After some early stirrings of a labor movement, in 1994 a chicken plant in Morton, Miss. headed to Miami in search of immigrant labor. “Advertising in Cuban stores and local papers, it took the poultry processor just one week to fill a Greyhound bus of immigrants eager for work. This experiment marked the beginning of the plant’s formal Hispanic Project, which included not just recruitment and transportation from Florida, but also the provision of housing — mostly in dilapidated and overcrowded trailers — as well as local transportation and leisure activities, all for fees deducted from workers’ paychecks that often reduced their meager earnings to below minimum wage.”
Within four years, that project recruited nearly 5,000 workers to two Mississippi towns with a combined population of 10,000. Other plans began recruiting immigrants as well. “By the time I arrived to work in Mississippi’s poultry communities alongside the Mississippi Poultry Workers’ Center in 2002, over half of the country’s quarter-million poultry workers were immigrants, most of them in the South,” she said.
Today’s Mississippi poultry workers are from nearly every part of the continent, hailing from Argentina, Peru, Guatemala, Mexico, Uruguay, Nicaragua, Cuba, Honduras, Venezuela and other Latin American and Caribbean countries. They are doing work that is hazardous, painful and often degrading.
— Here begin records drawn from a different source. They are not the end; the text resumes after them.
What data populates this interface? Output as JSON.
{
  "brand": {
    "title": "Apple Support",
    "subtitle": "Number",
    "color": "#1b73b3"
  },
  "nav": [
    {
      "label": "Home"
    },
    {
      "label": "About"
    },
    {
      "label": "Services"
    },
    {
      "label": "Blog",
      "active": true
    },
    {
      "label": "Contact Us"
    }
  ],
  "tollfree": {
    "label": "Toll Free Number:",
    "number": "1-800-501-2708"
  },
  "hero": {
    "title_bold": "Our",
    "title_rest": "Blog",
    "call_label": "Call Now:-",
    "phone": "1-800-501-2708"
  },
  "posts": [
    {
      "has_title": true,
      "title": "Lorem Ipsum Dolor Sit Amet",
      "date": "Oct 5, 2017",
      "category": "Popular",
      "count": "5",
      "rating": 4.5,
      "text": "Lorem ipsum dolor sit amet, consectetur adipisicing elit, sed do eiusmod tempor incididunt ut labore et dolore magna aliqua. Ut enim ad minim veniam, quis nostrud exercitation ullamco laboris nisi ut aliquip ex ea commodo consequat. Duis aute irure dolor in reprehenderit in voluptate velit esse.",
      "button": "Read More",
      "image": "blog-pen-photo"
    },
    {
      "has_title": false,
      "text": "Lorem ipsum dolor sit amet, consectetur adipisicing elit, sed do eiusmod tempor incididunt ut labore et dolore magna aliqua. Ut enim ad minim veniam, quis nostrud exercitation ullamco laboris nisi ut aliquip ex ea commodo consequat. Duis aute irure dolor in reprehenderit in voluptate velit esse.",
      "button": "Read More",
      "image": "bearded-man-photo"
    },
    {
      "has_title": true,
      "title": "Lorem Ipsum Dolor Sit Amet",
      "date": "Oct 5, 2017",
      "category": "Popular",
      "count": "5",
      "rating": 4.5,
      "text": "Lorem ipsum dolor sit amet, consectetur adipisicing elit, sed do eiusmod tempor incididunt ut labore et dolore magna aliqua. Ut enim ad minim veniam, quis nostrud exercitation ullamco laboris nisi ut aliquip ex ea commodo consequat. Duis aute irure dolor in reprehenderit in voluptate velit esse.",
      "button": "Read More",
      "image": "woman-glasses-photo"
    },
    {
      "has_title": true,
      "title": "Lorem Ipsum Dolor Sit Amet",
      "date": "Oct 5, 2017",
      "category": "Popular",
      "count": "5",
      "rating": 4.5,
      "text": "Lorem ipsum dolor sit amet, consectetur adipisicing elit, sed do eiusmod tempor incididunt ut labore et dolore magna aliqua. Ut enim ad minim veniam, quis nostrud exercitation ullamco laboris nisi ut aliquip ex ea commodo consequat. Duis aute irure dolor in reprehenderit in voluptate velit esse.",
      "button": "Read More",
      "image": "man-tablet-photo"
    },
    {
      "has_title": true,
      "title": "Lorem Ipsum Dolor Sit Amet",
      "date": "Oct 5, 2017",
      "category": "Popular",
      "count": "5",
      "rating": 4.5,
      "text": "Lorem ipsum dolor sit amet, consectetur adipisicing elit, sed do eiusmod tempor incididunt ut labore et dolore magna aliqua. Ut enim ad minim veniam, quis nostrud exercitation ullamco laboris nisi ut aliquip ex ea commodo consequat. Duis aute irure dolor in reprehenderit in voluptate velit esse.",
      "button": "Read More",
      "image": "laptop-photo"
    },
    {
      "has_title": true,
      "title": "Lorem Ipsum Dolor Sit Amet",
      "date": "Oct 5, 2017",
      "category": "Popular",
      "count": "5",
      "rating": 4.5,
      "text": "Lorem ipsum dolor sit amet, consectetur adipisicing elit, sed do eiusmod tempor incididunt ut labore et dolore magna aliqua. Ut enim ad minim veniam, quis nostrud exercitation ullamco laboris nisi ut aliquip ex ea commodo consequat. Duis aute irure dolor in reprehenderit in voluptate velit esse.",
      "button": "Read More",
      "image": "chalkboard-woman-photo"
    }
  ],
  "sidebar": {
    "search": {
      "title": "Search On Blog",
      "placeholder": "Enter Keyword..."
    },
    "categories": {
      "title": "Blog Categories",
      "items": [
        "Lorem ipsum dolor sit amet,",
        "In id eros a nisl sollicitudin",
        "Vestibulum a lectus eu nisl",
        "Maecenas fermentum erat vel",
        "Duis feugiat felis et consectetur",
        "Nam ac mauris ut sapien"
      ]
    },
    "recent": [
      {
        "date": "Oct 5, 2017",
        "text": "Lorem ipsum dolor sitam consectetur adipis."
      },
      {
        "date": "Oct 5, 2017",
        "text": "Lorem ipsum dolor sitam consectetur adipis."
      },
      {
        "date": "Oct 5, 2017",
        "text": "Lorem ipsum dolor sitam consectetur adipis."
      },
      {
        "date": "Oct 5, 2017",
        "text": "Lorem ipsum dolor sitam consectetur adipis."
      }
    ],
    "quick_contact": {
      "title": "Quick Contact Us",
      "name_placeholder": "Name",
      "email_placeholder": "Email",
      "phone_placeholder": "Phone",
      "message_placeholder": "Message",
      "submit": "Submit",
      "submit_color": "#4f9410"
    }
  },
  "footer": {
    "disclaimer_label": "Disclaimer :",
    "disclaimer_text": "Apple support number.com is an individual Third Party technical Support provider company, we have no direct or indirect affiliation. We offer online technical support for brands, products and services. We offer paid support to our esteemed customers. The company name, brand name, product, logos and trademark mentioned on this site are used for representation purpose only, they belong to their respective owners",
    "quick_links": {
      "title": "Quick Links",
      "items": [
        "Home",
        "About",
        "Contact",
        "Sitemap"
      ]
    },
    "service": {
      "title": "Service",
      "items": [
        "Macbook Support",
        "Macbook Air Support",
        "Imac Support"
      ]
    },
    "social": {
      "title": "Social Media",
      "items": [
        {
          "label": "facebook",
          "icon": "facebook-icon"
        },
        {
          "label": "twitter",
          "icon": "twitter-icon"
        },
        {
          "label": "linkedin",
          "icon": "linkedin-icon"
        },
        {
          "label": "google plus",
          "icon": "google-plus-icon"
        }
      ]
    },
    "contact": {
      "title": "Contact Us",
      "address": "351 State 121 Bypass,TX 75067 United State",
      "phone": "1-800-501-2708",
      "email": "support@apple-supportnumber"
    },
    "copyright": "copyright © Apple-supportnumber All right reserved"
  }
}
They work long hours for low pay, scratching out a living so that the rest of us can buy cheap chicken.
So, when ICE arrives and finds undocumented workers in large numbers, why are these companies not under serious investigation?
“As the alt-right celebrates this wreckage as another win for white nationalists, let us keep in view that these immigrants are here because 25 years ago one Mississippi poultry executive conceived an inventive idea, to flood the processing lines with eager and compliant immigrant workers. And while they come at enormous costs to thriving, vibrant communities, these raids do little to affect immigration trends; people continue to migrate to the U.S. to survive,” argued Stuesse.
So we have raids and arrests of hundreds of individuals in plants that invited immigrants, apparently regardless of proper logal documention, incented immigrants, housed immigrants — all without arrest of the companies involved — in a month that saw 72,000 arrests at the border for illegal entry into the country. What could possibly be odd here?